Cloning in the medical record
Q: I've read a lot about cloning in the medical record, and the HHS Office of Inspector General (OIG) Work Plan includes comments about increased frequency of medical records with identical documentation. How worried do I need to be about my EHR? How much "sameness" is OK?
A: Medicare carriers and contractors have said that documentation is considered cloned when each entry in the beneficiary's medical record is worded exactly like or similar to the previous entries. Cloning also occurs when medical documentation is exactly the same from beneficiary to beneficiary.
Each part of the chart these days has elements that can be generated solely by the EHR, or with elements added by the physician. The chief complaints can be the "labels" or names of the template. If you use these, make sure they match the history of present illness (HPI) content that follows.
The HPI can be made up of a series of queries covering the elements of location, duration, timing, quality, etc. If you use these, make sure they make sense. No one wants to see "duration: 2." Two what? Days? Hours?
The review of systems (ROS) is a routine offender. For instance, inadequate charting might involve: If a physician includes a disclaimer such as "complete 14-point review of systems negative except as noted in the HPI above," and he fails to include the ROS in the HPI; or it is a Level 3 visit and doesn't require a full ROS; or there is a standard ROS blurb that conflicts with something in the HPI.
The physical exam is the second element most frequently cited as a cloning or cut and paste concern.
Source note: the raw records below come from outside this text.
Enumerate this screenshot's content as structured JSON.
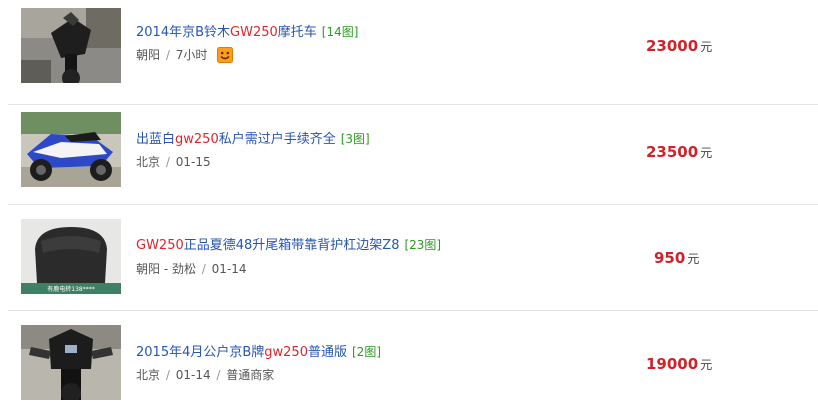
{
  "listings": [
    {
      "title_pre": "2014年京B铃木",
      "title_hl": "GW250",
      "title_post": "摩托车",
      "img_count": "[14图]",
      "location": "朝阳",
      "time": "7小时",
      "extra": "",
      "price": "23000",
      "unit": "元",
      "has_icon": true
    },
    {
      "title_pre": "出蓝白",
      "title_hl": "gw250",
      "title_post": "私户需过户手续齐全",
      "img_count": "[3图]",
      "location": "北京",
      "time": "01-15",
      "extra": "",
      "price": "23500",
      "unit": "元",
      "has_icon": false
    },
    {
      "title_pre": "",
      "title_hl": "GW250",
      "title_post": "正品夏德48升尾箱带靠背护杠边架Z8",
      "img_count": "[23图]",
      "location": "朝阳 - 劲松",
      "time": "01-14",
      "extra": "",
      "price": "950",
      "unit": "元",
      "has_icon": false
    },
    {
      "title_pre": "2015年4月公户京B牌",
      "title_hl": "gw250",
      "title_post": "普通版",
      "img_count": "[2图]",
      "location": "北京",
      "time": "01-14",
      "extra": "普通商家",
      "price": "19000",
      "unit": "元",
      "has_icon": false
    }
  ],
  "colors": {
    "title": "#2755b0",
    "highlight": "#e0242c",
    "img_count": "#2a9a20",
    "price": "#d1222b",
    "divider": "#e3e3e3"
  },
  "thumbnail_watermark": "有鹿电转138****"
}
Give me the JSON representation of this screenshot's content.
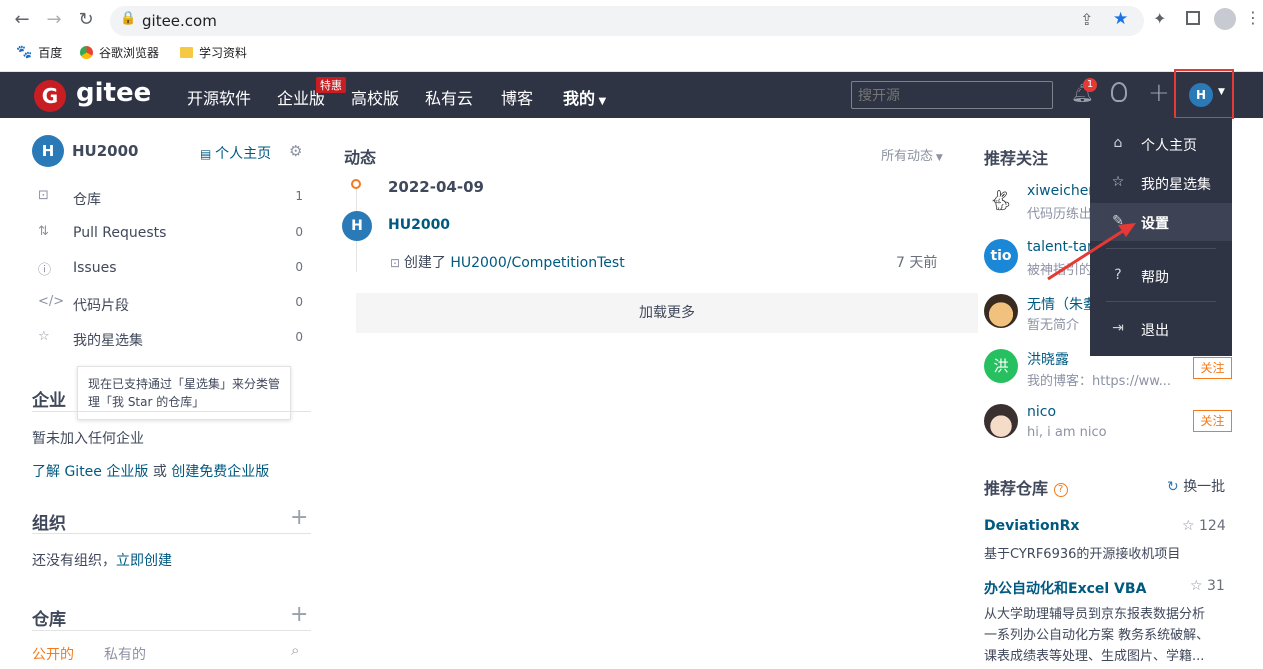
{
  "browser": {
    "url": "gitee.com",
    "bookmarks": [
      "百度",
      "谷歌浏览器",
      "学习资料"
    ]
  },
  "header": {
    "logo_text": "gitee",
    "nav": [
      "开源软件",
      "企业版",
      "高校版",
      "私有云",
      "博客",
      "我的"
    ],
    "promo_badge": "特惠",
    "search_placeholder": "搜开源",
    "notification_count": "1",
    "user_initial": "H"
  },
  "profile": {
    "initial": "H",
    "username": "HU2000",
    "home_link": "个人主页"
  },
  "sidebar": {
    "items": [
      {
        "icon": "repo-icon",
        "label": "仓库",
        "count": "1"
      },
      {
        "icon": "pull-request-icon",
        "label": "Pull Requests",
        "count": "0"
      },
      {
        "icon": "issue-icon",
        "label": "Issues",
        "count": "0"
      },
      {
        "icon": "code-icon",
        "label": "代码片段",
        "count": "0"
      },
      {
        "icon": "star-icon",
        "label": "我的星选集",
        "count": "0"
      }
    ],
    "tooltip": "现在已支持通过「星选集」来分类管理「我 Star 的仓库」",
    "enterprise_title": "企业",
    "enterprise_empty": "暂未加入任何企业",
    "enterprise_link1": "了解 Gitee 企业版",
    "enterprise_or": "或",
    "enterprise_link2": "创建免费企业版",
    "org_title": "组织",
    "org_empty": "还没有组织，",
    "org_link": "立即创建",
    "repo_title": "仓库",
    "repo_tab_public": "公开的",
    "repo_tab_private": "私有的"
  },
  "feed": {
    "title": "动态",
    "filter": "所有动态",
    "date": "2022-04-09",
    "user_initial": "H",
    "user": "HU2000",
    "action_prefix": "创建了",
    "action_repo": "HU2000/CompetitionTest",
    "time": "7 天前",
    "load_more": "加载更多"
  },
  "recommend_follow": {
    "title": "推荐关注",
    "users": [
      {
        "name": "xiweicheng",
        "desc": "代码历练出"
      },
      {
        "name": "talent-tan",
        "desc": "被神指引的"
      },
      {
        "name": "无情（朱耋",
        "desc": "暂无简介"
      },
      {
        "name": "洪晓露",
        "desc": "我的博客：https://ww..."
      },
      {
        "name": "nico",
        "desc": "hi, i am nico"
      }
    ],
    "follow_label": "关注",
    "hong_initial": "洪"
  },
  "recommend_repos": {
    "title": "推荐仓库",
    "refresh": "换一批",
    "repos": [
      {
        "name": "DeviationRx",
        "stars": "124",
        "desc": "基于CYRF6936的开源接收机项目"
      },
      {
        "name": "办公自动化和Excel VBA",
        "stars": "31",
        "desc_lines": [
          "从大学助理辅导员到京东报表数据分析",
          "一系列办公自动化方案 教务系统破解、",
          "课表成绩表等处理、生成图片、学籍..."
        ]
      }
    ]
  },
  "dropdown": {
    "items": [
      {
        "icon": "home-icon",
        "label": "个人主页"
      },
      {
        "icon": "star-icon",
        "label": "我的星选集"
      },
      {
        "icon": "edit-icon",
        "label": "设置"
      },
      {
        "icon": "help-icon",
        "label": "帮助"
      },
      {
        "icon": "logout-icon",
        "label": "退出"
      }
    ]
  },
  "colors": {
    "header_bg": "#2f3444",
    "link": "#005980",
    "accent_orange": "#f37b1d",
    "avatar_blue": "#2a7ab8",
    "highlight_red": "#e53935"
  }
}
Like the ROS, this information can be significantly out of proportion to the presenting problems. The ROS and exam proportion issue ties directly to the payer position that cloned documentation does not meet medical necessity requirements for coverage of services rendered due to the lack of specific, individual information. Payers will tell you that cloning of documentation is considered a misrepresentation of the medical necessity requirement for coverage of services. They would rather see patient specific details than generic documentation to cover a given topic or element of an encounter.
Physicians also need to consider whether the assessment and plan area overstates the number of problems addressed. A long list of codes with no visible management does not meet medical necessity criteria. Medicare has repeatedly said that it wants to see the number, acuity, and severity/duration of problems addressed through the history, physical, and medical decision making, rather than just seeing it in the A/P section of the chart.
The increased frequency of medical records with identical documentation across services appears as a concern in the OIG Work Plan for physicians for the third year in a row. Stress to your providers that this is not idle chatter: There is concern at the federal level that current EHR misuse results in significant overpayments, and it likely is.
Comprehensive ophthalmological codes
Q: Does the 92014 ophthalmology code require a dilated exam component?
A: The descriptions of the comprehensive ophthalmological codes in CPT say that 92014 often includes as indicated: biomicroscopy, examination with cycloplegia or mydriasis, and tonometry. It does not say that you must dilate for this aspect of the exam. This said, most ophthalmologists seem to recognize the dilated exam as an indicator of the 92014.